I guess one of the hiccups I would share is perhaps on the technology side of things. All the tags or the sensors were commercial grade, but actually when they’re being used or measured, it is not always easy or seamless. It does take a lot of work to organise data and to get the data in the first place. We did have a pilot study to make sure that everything ran smoothly, but that implies that when an architect or engineer goes to do a post-occupancy evaluation, the technological challenge should really be taken into account.  

The opportunities are huge. The amount of data, particularly people data, is very rich. We can now understand the space much more so than we could have done 10 years ago. But it’s really the insight that is important – we are data overloaded and I always go back to why do we need to collect it and what does it inform? 


Question 6: How did Benholm Group support you in the research study before and during the 8-week experiment? 

By being super adaptable! Going back to the technological side – we originally picked a room, but it didn’t have enough Wi-Fi signal. So, we had to change the whole setting a week before the study was due to begin. We went back to the drawing board, redesigned everything, and made sure that our program and schedules were still robust enough. There were a lot of challenges along the way and Benholm have been super amazing in really supporting those changes. 


Question 7: Benholm Group really enjoyed working with you on the research study – it was really a unique project for us to be involved in. How did you find, working with Benholm Group?  

It is really amazing when you find a supplier or consultants who are very proactive. You need to work with people who understand the value in knowledge sharing and who invest in R&D. This is not a money generating project, but we take the view that once we have done it, we want to share the results. We hope that we can support the business case of sustainability and well-being by design, and hopefully help plan for inside spaces. We will actually make people think a lot more about climate change and the way we can connect with nature, so it’s really, really rewarding. Obviously, there are a lot of challenges because many people are still working from home and have COVID restrictions still happening in the background. 

The other point I wanted to add regarding Benholm Group, is that we wanted to work with a biophilic specialist because it’s not just about putting some plants in a space – we spent a lot of time looking at why are we picking this plant? We looked at its size, its green density and the impact on well-being. These were informed decisions and we worked out in the office design just how does that plant interact with the space around it? It’s very subtle, but there’s always a reason why we think a place is more beautiful and more inspired than the others.
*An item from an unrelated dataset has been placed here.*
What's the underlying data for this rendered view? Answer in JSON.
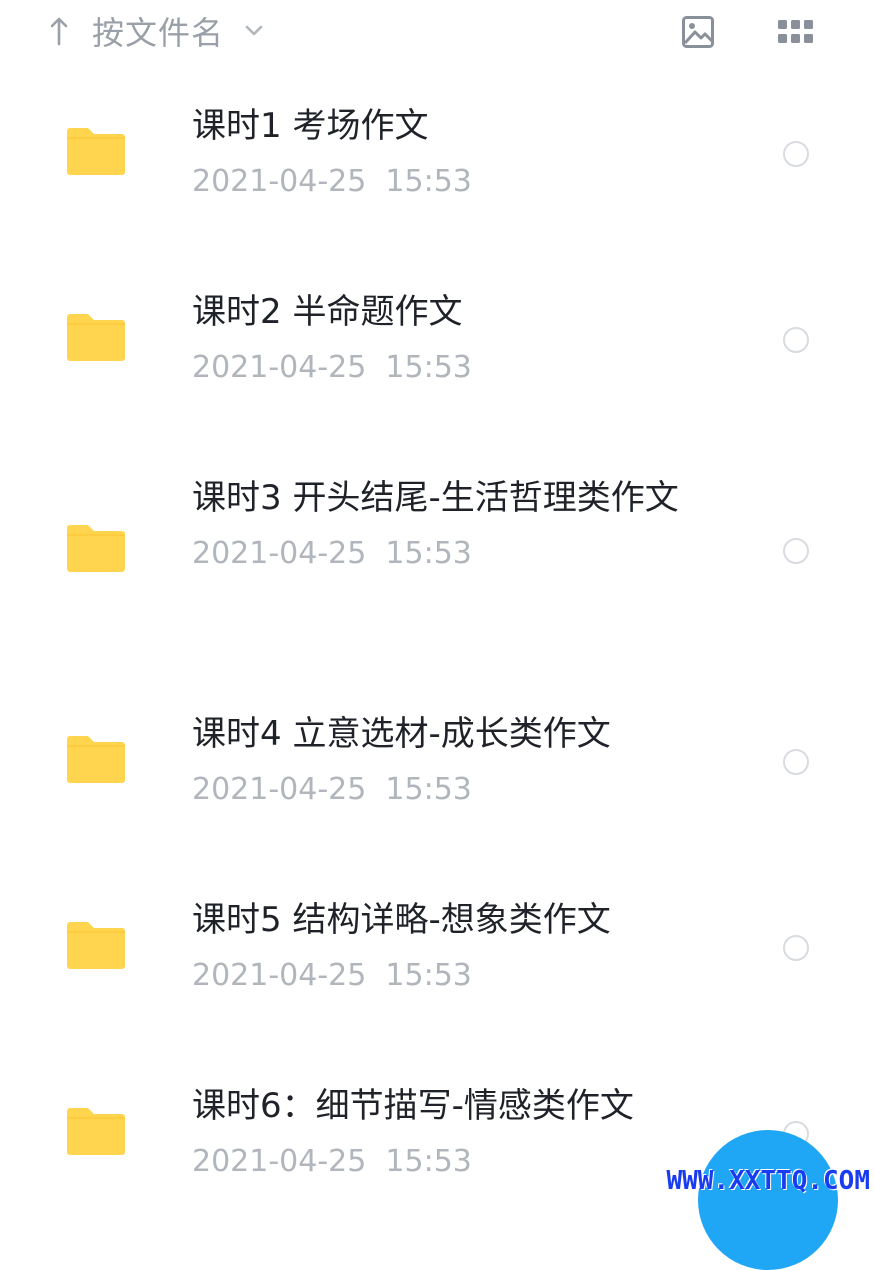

It’s really through the power of design and how sensitively the designers are proposing a new intervention. 

Question 8: Finally, I realise the results haven’t been analysed yet, but do you have any initial comments or interesting observations you can share at this stage?  

With this kind of study, you can collect so many different aspects about the space and how people feel about it. I think the key is really being specific in what we were trying to do, and to understand the culture and the needs of people before we even started thinking about intervention. 

We have a lot of open-minded discussions, but then very specific into the outcomes that we are try to achieve, and which are part of the flourish framework – we are using a very systematic approach, but trying to allow creativity to flourish within it. 


The full report on ‘the ‘value of biophilic design’ is expected to be published in Autumn 2022. Keep an eye on our blog and social media where we will share them in full. 

For background on this research study read our previous interview with Joyce:

Learn more about Biophilic Design:  

Connect with Joyce Chan-Schoof: